Published 7/6/15 by The New Inquiry
The practice of rendering appearance from forensic samples is called “Forensic DNA Phenotyping” (FDP) or “molecular photofitting,” and there are a handful of scientists and companies around the world trying to make this not only scientifically possible, but also a useful law enforcement tool. FDP has already been used to create a new kind of police sketch.
While there are a few traits like eye and hair color that can be predicted from DNA with a high degree of certainty, the bulk of FDP relies on algorithmically derived statistical composites. We tend to look at technical systems as neutral black boxes, but if you open them up and look at the component parts, you find that they reflect the assumptions and motivations of their designers.
FDP begins with a dataset of 3D facial scans and DNA samples taken from research participants. These scans are processed to create what’s called “face space,” a probabilistic representation of all possible faces drawn from, and limited by, this set of 3D scans. Finally, the data is mined for correlations between DNA and facial shape by examining characteristics that are assumed to be opposite ends of a spectrum, like masculine and feminine or “European” and “African.”
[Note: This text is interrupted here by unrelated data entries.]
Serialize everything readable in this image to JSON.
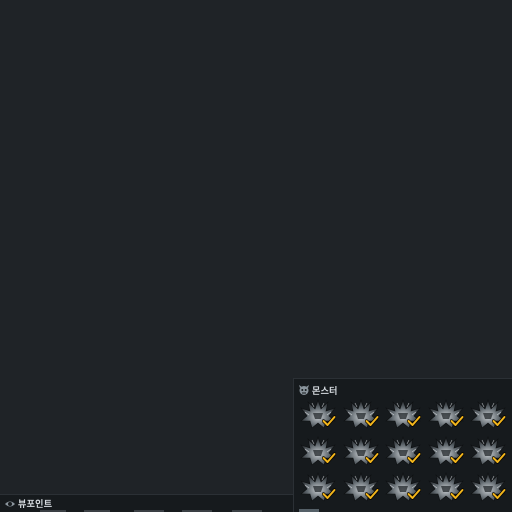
{
  "monster_panel": {
    "title": "몬스터",
    "icon": "monster-head-icon",
    "rows": 3,
    "columns": 5,
    "cells": [
      {
        "icon": "spiky-monster-icon",
        "checked": true
      },
      {
        "icon": "spiky-monster-icon",
        "checked": true
      },
      {
        "icon": "spiky-monster-icon",
        "checked": true
      },
      {
        "icon": "spiky-monster-icon",
        "checked": true
      },
      {
        "icon": "spiky-monster-icon",
        "checked": true
      },
      {
        "icon": "spiky-monster-icon",
        "checked": true
      },
      {
        "icon": "spiky-monster-icon",
        "checked": true
      },
      {
        "icon": "spiky-monster-icon",
        "checked": true
      },
      {
        "icon": "spiky-monster-icon",
        "checked": true
      },
      {
        "icon": "spiky-monster-icon",
        "checked": true
      },
      {
        "icon": "spiky-monster-icon",
        "checked": true
      },
      {
        "icon": "spiky-monster-icon",
        "checked": true
      },
      {
        "icon": "spiky-monster-icon",
        "checked": true
      },
      {
        "icon": "spiky-monster-icon",
        "checked": true
      },
      {
        "icon": "spiky-monster-icon",
        "checked": true
      }
    ],
    "check_color": "#f2b51c"
  },
  "viewpoint_panel": {
    "title": "뷰포인트",
    "icon": "eye-icon"
  },
  "colors": {
    "background": "#1f2327",
    "panel": "#161a1d",
    "title_text": "#d8dde2"
  }
}
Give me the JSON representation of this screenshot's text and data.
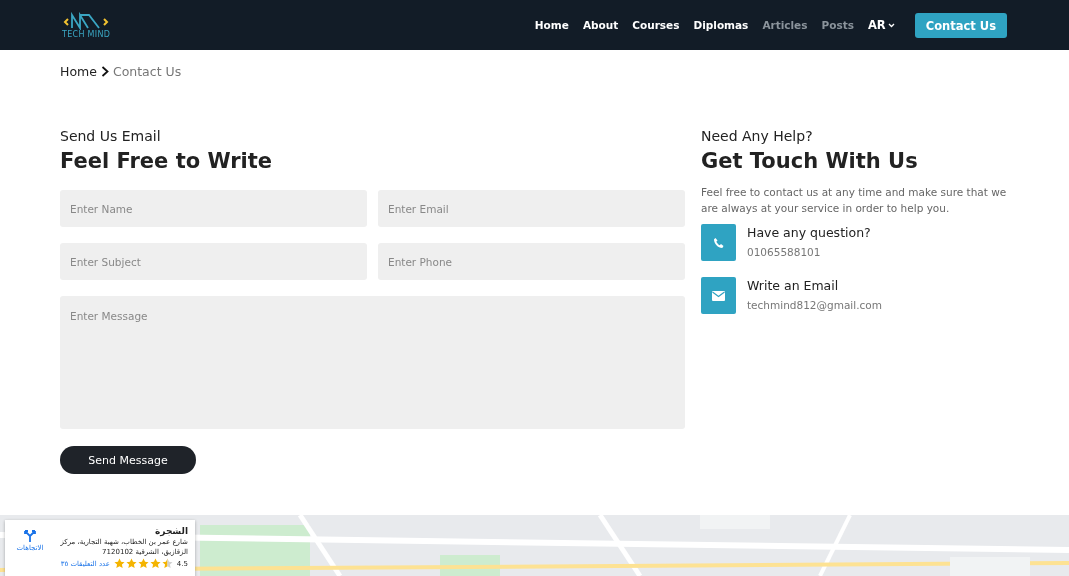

The act of creating computational averages and looking for correlated features in large datasets has an air of authenticity and scientific validity, but what this actually does is create a system of types — you might call them stereotypes.